India has improved drastically in the World Bank’s ‘Ease of Doing Business’ 2020 international ranking by moving up to 63 out of 190 countries in the list. India was at rank 130 in a list of 189 countries in 2016. A sudden jump in rank from 130 to 63 is definitely remarkable and shows true business potentials of new India. Although this sounds good there is a lot more to be done for India to continue rising up. Hrishikesh Datar, Founder and CEO of Vakilsearch, a technology driven company empowering Indians with access to trustworthy legal solutions for entrepreneurs, gives his insights into what more can be done to push India further up the ranking.
The World Bank has said “In the year of 2015, India eliminated the paid-in minimum capital requirement and streamlined the process for starting a business. More reforms are ongoing—in starting a business and other areas measured by Doing Business—though the full effects are yet to be felt”.
Doing business in India – a country which the economic pundits say will be the world’s second-largest economy by 2030 (with China top and the USA pushed into third place). Going back a decade or so this assertion might have seemed nothing more than a fantasy, but everybody now seems to agree that India is finally going places. With a rapidly growing population of 1.3 million which boasts a vibrant middle class and a demographic which is heavily weighted towards youth, the potential of India seems almost limitless.
In the past, many developed economies saw India as a destination for the low-cost outsourcing of back-office or R&D-type functions and, whilst this area of the economy continues to thrive, India needs to be viewed in a very different light these days. India is, quite simply, the world’s largest potential market for goods and services. Where China has already developed much of its infrastructure and service economy, India still has enormous work to do. Look around on the streets of Delhi, Bangalore or Chennai and the need for development is obvious – move into the second or third tier cities and this need becomes even more acute.
What does all of this point to? Opportunities. India is a land of endless possibility where the people are aspirational, energetic, open and eager for progress.
The biggest mistake organisations make when looking at India as a market is that they fail to do adequate research. To say that India is enormous would be a massive understatement. A country with 1.3 billion people, multiple languages, ethnicities, climates and geographies cannot be approached as a homogenous unit. You can’t really have an ‘India strategy’ – you probably need multiple India strategies.
The first question has got to be is: ‘Is India the right market for your products or services at this stage of your development, taking into consideration the current needs of India?’ This is not an easy question to answer. So many factors come into play when addressing this – what is your price point, and how does that sit against the competitive landscape in India? Who are your major competitors and how are they faring? Can you afford to invest in India knowing that the returns might not accrue for a number of years? Which city or region would be a good starting point?

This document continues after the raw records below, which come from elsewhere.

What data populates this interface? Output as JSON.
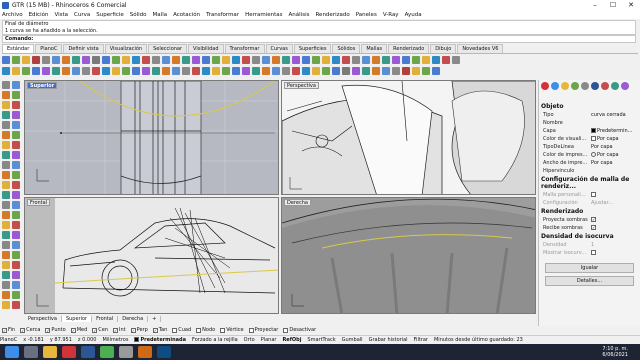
{
  "window": {
    "title": "GTR (15 MB) - Rhinoceros 6 Comercial",
    "controls": [
      "–",
      "☐",
      "✕"
    ]
  },
  "menu": [
    "Archivo",
    "Edición",
    "Vista",
    "Curva",
    "Superficie",
    "Sólido",
    "Malla",
    "Acotación",
    "Transformar",
    "Herramientas",
    "Análisis",
    "Renderizado",
    "Paneles",
    "V-Ray",
    "Ayuda"
  ],
  "command": {
    "history": [
      "Final de diámetro",
      "1 curva se ha añadido a la selección."
    ],
    "prompt": "Comando:"
  },
  "toolbar_tabs": [
    {
      "label": "Estándar",
      "active": true
    },
    {
      "label": "PlanoC"
    },
    {
      "label": "Definir vista"
    },
    {
      "label": "Visualización"
    },
    {
      "label": "Seleccionar"
    },
    {
      "label": "Visibilidad"
    },
    {
      "label": "Transformar"
    },
    {
      "label": "Curvas"
    },
    {
      "label": "Superficies"
    },
    {
      "label": "Sólidos"
    },
    {
      "label": "Mallas"
    },
    {
      "label": "Renderizado"
    },
    {
      "label": "Dibujo"
    },
    {
      "label": "Novedades V6"
    }
  ],
  "viewports": {
    "top": "Superior",
    "persp": "Perspectiva",
    "front": "Frontal",
    "right": "Derecha"
  },
  "viewport_tabs": [
    "Perspectiva",
    "Superior",
    "Frontal",
    "Derecha",
    "+"
  ],
  "osnaps": [
    {
      "label": "Fin",
      "checked": true
    },
    {
      "label": "Cerca",
      "checked": true
    },
    {
      "label": "Punto",
      "checked": true
    },
    {
      "label": "Med",
      "checked": true
    },
    {
      "label": "Cen",
      "checked": true
    },
    {
      "label": "Int",
      "checked": true
    },
    {
      "label": "Perp",
      "checked": true
    },
    {
      "label": "Tan",
      "checked": true
    },
    {
      "label": "Cuad",
      "checked": false
    },
    {
      "label": "Nodo",
      "checked": false
    },
    {
      "label": "Vértice",
      "checked": false
    },
    {
      "label": "Proyectar",
      "checked": false
    },
    {
      "label": "Desactivar",
      "checked": false
    }
  ],
  "status": {
    "cplane": "PlanoC",
    "x": "x -0.181",
    "y": "y 87.951",
    "z": "z 0.000",
    "units": "Milímetros",
    "layer": "Predeterminada",
    "items": [
      "Forzado a la rejilla",
      "Orto",
      "Planar",
      "RefObj",
      "SmartTrack",
      "Gumball",
      "Grabar historial",
      "Filtrar",
      "Minutos desde último guardado: 23"
    ]
  },
  "clock": {
    "time": "7:10 p. m.",
    "date": "6/06/2021"
  },
  "properties": {
    "section_object": "Objeto",
    "rows": [
      {
        "key": "Tipo",
        "value": "curva cerrada"
      },
      {
        "key": "Nombre",
        "value": ""
      },
      {
        "key": "Capa",
        "value": "Predetermin...",
        "swatch": "#000000"
      },
      {
        "key": "Color de visuali...",
        "value": "Por capa",
        "swatch": "#ffffff"
      },
      {
        "key": "TipoDeLínea",
        "value": "Por capa"
      },
      {
        "key": "Color de impres...",
        "value": "Por capa",
        "radio": true
      },
      {
        "key": "Ancho de impre...",
        "value": "Por capa"
      },
      {
        "key": "Hipervínculo",
        "value": ""
      }
    ],
    "section_mesh": "Configuración de malla de renderiz...",
    "mesh_rows": [
      {
        "key": "Malla personali...",
        "value": ""
      },
      {
        "key": "Configuración",
        "value": "Ajustar..."
      }
    ],
    "section_render": "Renderizado",
    "render_rows": [
      {
        "key": "Proyecta sombras",
        "value": "✓"
      },
      {
        "key": "Recibe sombras",
        "value": "✓"
      }
    ],
    "section_iso": "Densidad de isocurva",
    "iso_rows": [
      {
        "key": "Densidad",
        "value": "1"
      },
      {
        "key": "Mostrar isocurv...",
        "value": ""
      }
    ],
    "match_button": "Igualar",
    "details_button": "Detalles..."
  }
}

All of these questions need answers, but good quality information is not always easy to come by in India. You will need to engage people on the ground in India who can really get under the skin of the local market and get back to you with honest, trustworthy answers to key strategic questions. Don’t convince yourselves you can do all your research via a laptop back in your office or home– you quite simply can’t.
India is full of really great potential employees. On the whole, Indians are well-educated, ambitious, enthusiastic and motivated. Lack of local talent definitely isn’t the issue; finding and retaining good people though can be very difficult.
The Indian employment market is very fast-moving. Indians are always on the lookout for ways of improving their career prospects, job titles and income. How are you going to convince good people that you offer them a bright future? Why should they join your company when there is a myriad of opportunities for the type of people you are looking for?
Culture in India
The underlying factors which drive Indian business culture are deeply rooted in the country’s religious, societal and ethnic past. People are often fooled into thinking that because Indian’s often speak good English and because the country has a western-influenced history, that the cultural challenges they might face will be minimal. Nothing could be further from the truth.
You simply cannot hope to succeed in India unless you gain a very good understanding of the local cultural landscape.
Though with huge efforts of Indian government like launching a start-up India portal, Mudra Loan scheme for MSME (medium small & micro enterprises), there’s a lot to be done in collaborate efforts of Indian citizens and Indian government to get into top economic powers of the world.